Working in a new location – You experience a place in a different way, because you’re always looking for something, even if you don’t know what you’re looking for. It’s good, because I like having something to work on, to walk around with a sense of purpose, but it does mean it can be hard to switch off and just enjoy the place like everyone else – but Asha is one of my oldest friends so we definitely had lots of fun!
Does your art practice extend into your life in other ways, in your approach to collecting objects or adornment?
Yes, especially when I was doing more assemblage and installation I would come home from Indonesia with a box of found street detritus and collected rope, plastic, toys, match boxes, all sorts of stuff to play with in the studio. I’ve always collected objects and fabrics and jewellery while away. I’m trying to slow it down though – or I’m not sure what my home will look like when I’m a lot older!
Do you have a favourite piece of jewellery you’ve collected through family or travels that has a memory attached to it?
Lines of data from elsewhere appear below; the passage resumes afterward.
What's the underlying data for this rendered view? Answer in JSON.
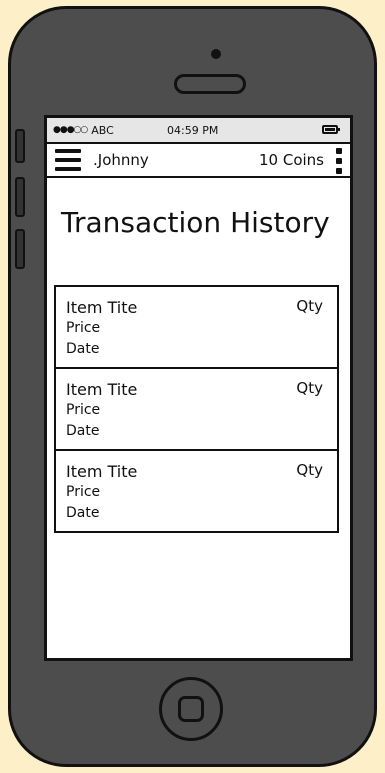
{
  "status_bar": {
    "signal": "●●●○○",
    "carrier": "ABC",
    "time": "04:59 PM"
  },
  "nav_bar": {
    "username": ".Johnny",
    "coins": "10 Coins"
  },
  "page": {
    "title": "Transaction History"
  },
  "transactions": [
    {
      "title": "Item Tite",
      "qty": "Qty",
      "price": "Price",
      "date": "Date"
    },
    {
      "title": "Item Tite",
      "qty": "Qty",
      "price": "Price",
      "date": "Date"
    },
    {
      "title": "Item Tite",
      "qty": "Qty",
      "price": "Price",
      "date": "Date"
    }
  ],
  "icons": {
    "menu": "hamburger-menu-icon",
    "more": "vertical-more-icon",
    "battery": "battery-icon",
    "home": "home-button-icon"
  }
}
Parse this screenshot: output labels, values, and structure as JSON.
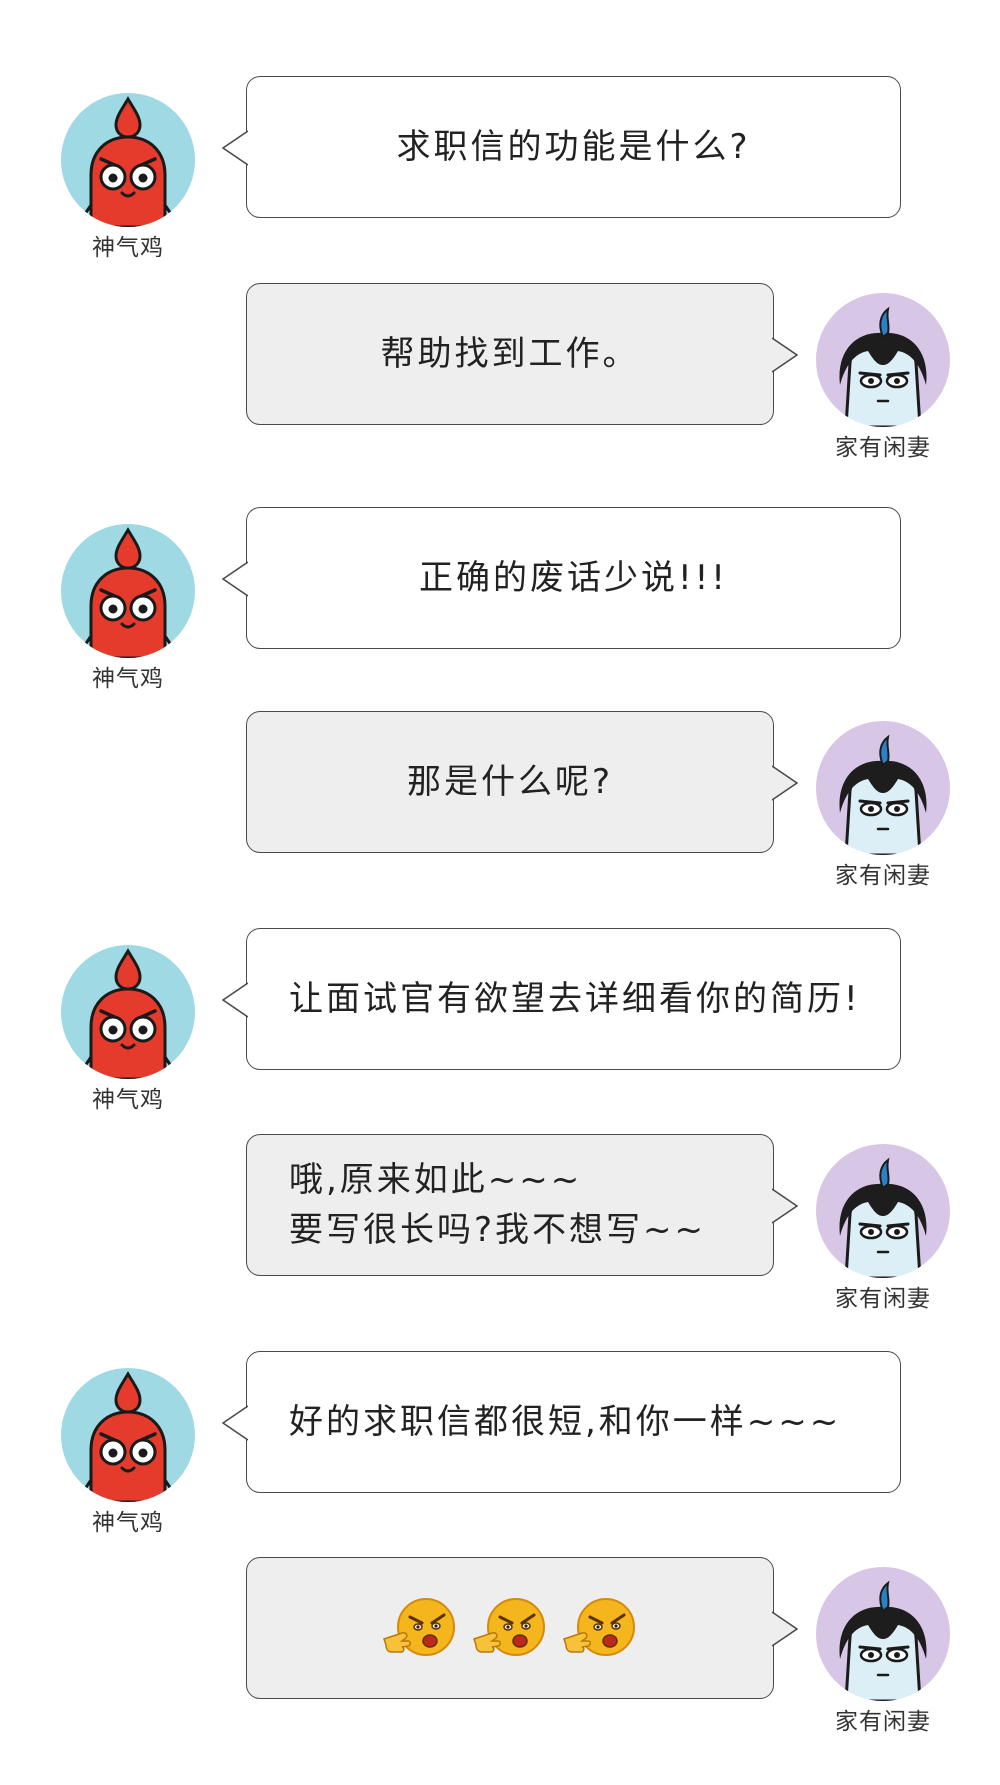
{
  "conversation": {
    "messages": [
      {
        "speaker": "神气鸡",
        "side": "left",
        "text": "求职信的功能是什么?"
      },
      {
        "speaker": "家有闲妻",
        "side": "right",
        "text": "帮助找到工作。"
      },
      {
        "speaker": "神气鸡",
        "side": "left",
        "text": "正确的废话少说!!!"
      },
      {
        "speaker": "家有闲妻",
        "side": "right",
        "text": "那是什么呢?"
      },
      {
        "speaker": "神气鸡",
        "side": "left",
        "text": "让面试官有欲望去详细看你的简历!"
      },
      {
        "speaker": "家有闲妻",
        "side": "right",
        "text": "哦,原来如此~~~\n要写很长吗?我不想写~~"
      },
      {
        "speaker": "神气鸡",
        "side": "left",
        "text": "好的求职信都很短,和你一样~~~"
      },
      {
        "speaker": "家有闲妻",
        "side": "right",
        "emoji": "angry-pointing-emoji",
        "emoji_count": 3
      }
    ]
  },
  "colors": {
    "rooster_avatar_bg": "#9fd9e3",
    "wife_avatar_bg": "#d8c6e6",
    "left_bubble_bg": "#ffffff",
    "right_bubble_bg": "#eeeeee",
    "bubble_border": "#4a4a4a"
  }
}
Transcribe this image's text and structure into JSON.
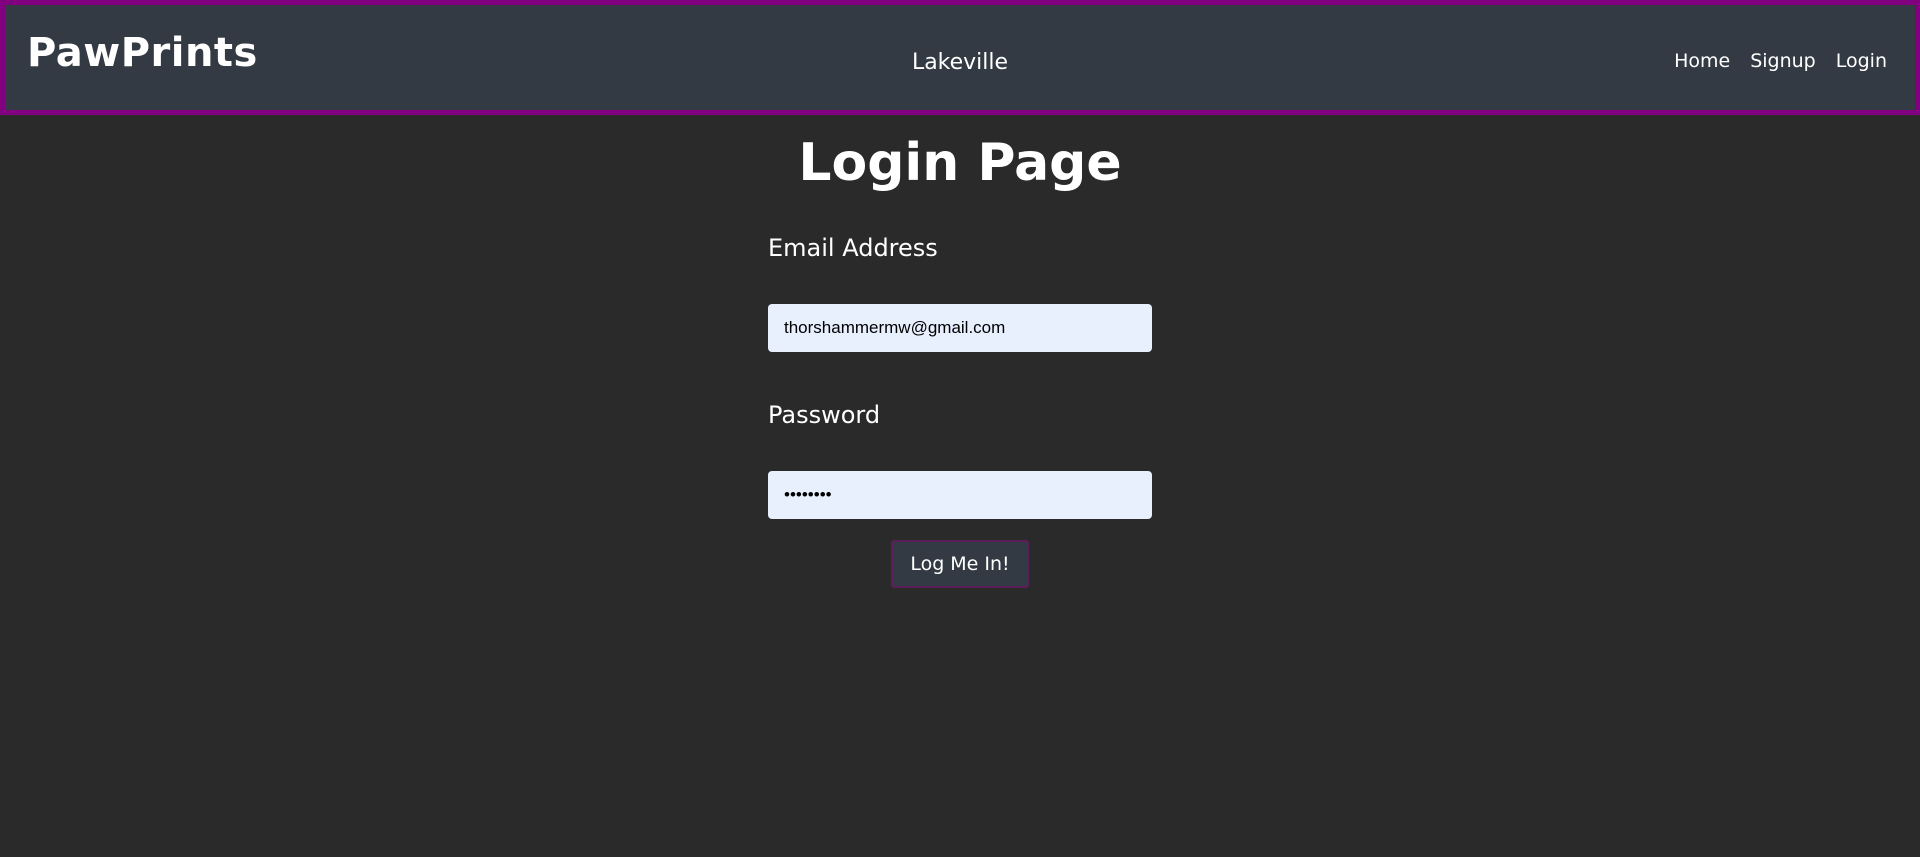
{
  "navbar": {
    "brand": "PawPrints",
    "location": "Lakeville",
    "links": [
      {
        "label": "Home"
      },
      {
        "label": "Signup"
      },
      {
        "label": "Login"
      }
    ],
    "border_color": "#800080",
    "background_color": "#343a44"
  },
  "page": {
    "title": "Login Page",
    "background_color": "#2a2a2a"
  },
  "form": {
    "email_label": "Email Address",
    "email_value": "thorshammermw@gmail.com",
    "password_label": "Password",
    "password_value": "••••••••",
    "submit_label": "Log Me In!",
    "input_background": "#e8f0fe"
  }
}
Most of my jewellery has come from elsewhere, it’s a nice thing to collect while away – small and easy to bring home and I imagine I’ll keep it all my life. I have a couple of special pieces given to me in Istanbul by Dilek, a lovely woman who had a tiny art and antique shop in Beyoğlu that I worked in for a couple of months while I was there five years ago. One was a stack of three simple silver rings, I quickly lost one swimming in the ocean off Istanbul and now I only have one left. I wear it everyday and I love it, I hope I don’t lose it!
What do you love to do outside of making art?
To be honest I feel like everything I do ends up informing my practice, going away, going camping – there’s no switching off really. In saying that, I love having friends over, cooking some good food and having some nice wine and conversation – that’s probably one of my favourite things to do, even if we do always end up talking about art! What do you love to do outside of making art?
Where to next?
I’ve actually just arrived in George Town, Penang, an island off Malaysia. I’m here for a couple of weeks for the Obscura Festival of Photography. And I’ll be heading to Yogyakarta, Indonesia afterwards and a little trip through Java before heading home.
Lastly, what is your favourite style from the new collection…!
I love the colours and layering shapes of the navy Cleopatra earrings, but I could see myself getting a lot of wear from the Otis Outline Earrings. This new collection has a beautiful palette.